The state's school systems knew bad news was coming, and they got it.
The schools got their first report cards since the State Board of Education approved tougher performance standards last spring under pressure from Gov. William Donald Schaefer and the General Assembly. None of the 24 systems passed all eight categories of achievement listed by the Department of Education, which issued the reports. Howard County passed seven of the eight and Frederick and Montgomery passed six. But Baltimore City failed in all eight, Anne Arundel passed only two; and Baltimore County passed just four. "This is a new way of doing business in Maryland," said a determinedly upbeat Joseph L. Shilling, the state superintendent of schools. "On a statewide basis, we don't meet very many standards, but this is a benchmark that shows where we are so we can develop a road map to improvement." The report cards raised the possibility that Maryland's poorer school systems might try again to sue the state for equal school spending.
Get kids out of high-rises, report asks

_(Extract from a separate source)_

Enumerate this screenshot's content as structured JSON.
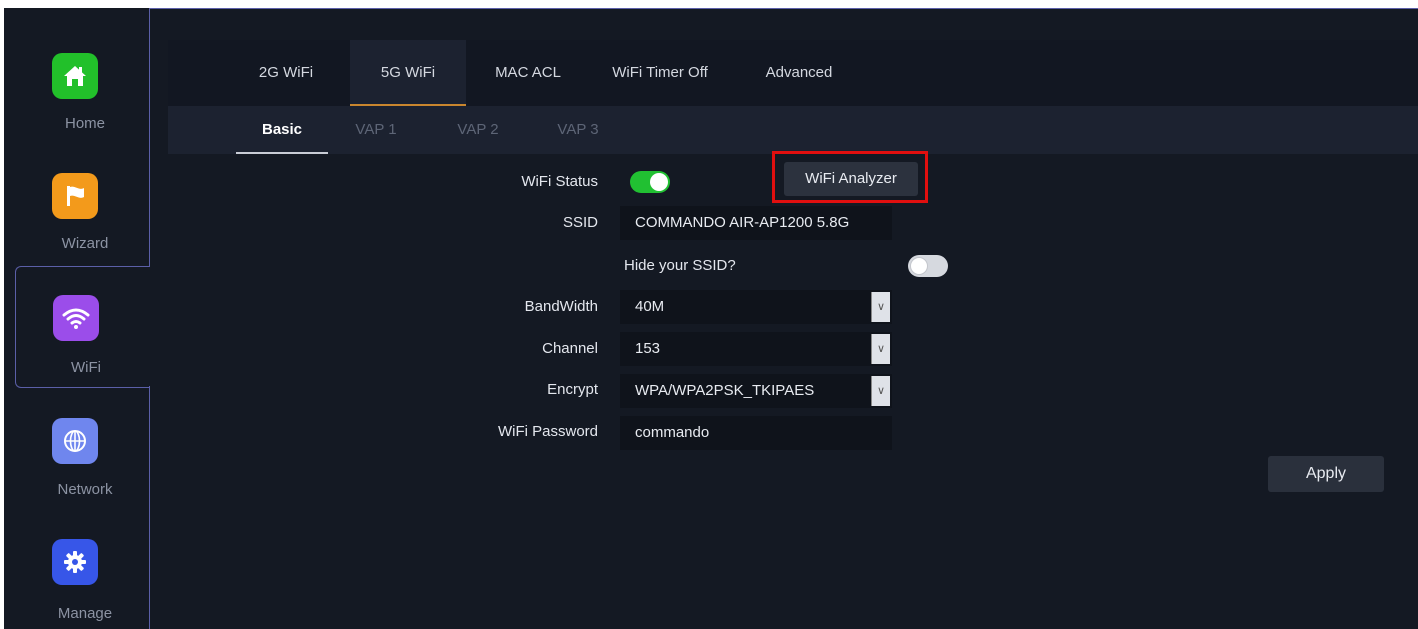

High-rise public housing is no place for children, especially if it's as crime- and violence-ridden as Baltimore's, according to a special task force that wants the city to move families with children to other housing units. But the task force is still considering whether the city's 18 dilapidated family high-rises -- home to 2,000 people -- should continue to be managed by the city or sold to private developers. The task force -- which included residents of public housing, politicians, education officials, lawyers and leaders of housing advocacy groups -- was established in February by Robert W. Hearn, executive director of the Baltimore Housing Authority, to determine the best use for more than $100 million in federal funds that the Housing Authority expects to receive over the next 10 years. It made its report in a letter to Mr. Hearn and Mayor Kurt L. Schmoke, but still must make its final recommendations, and they will be subject to the approval of the U.S. Department of Housing and Urban Development and the availability of other housing.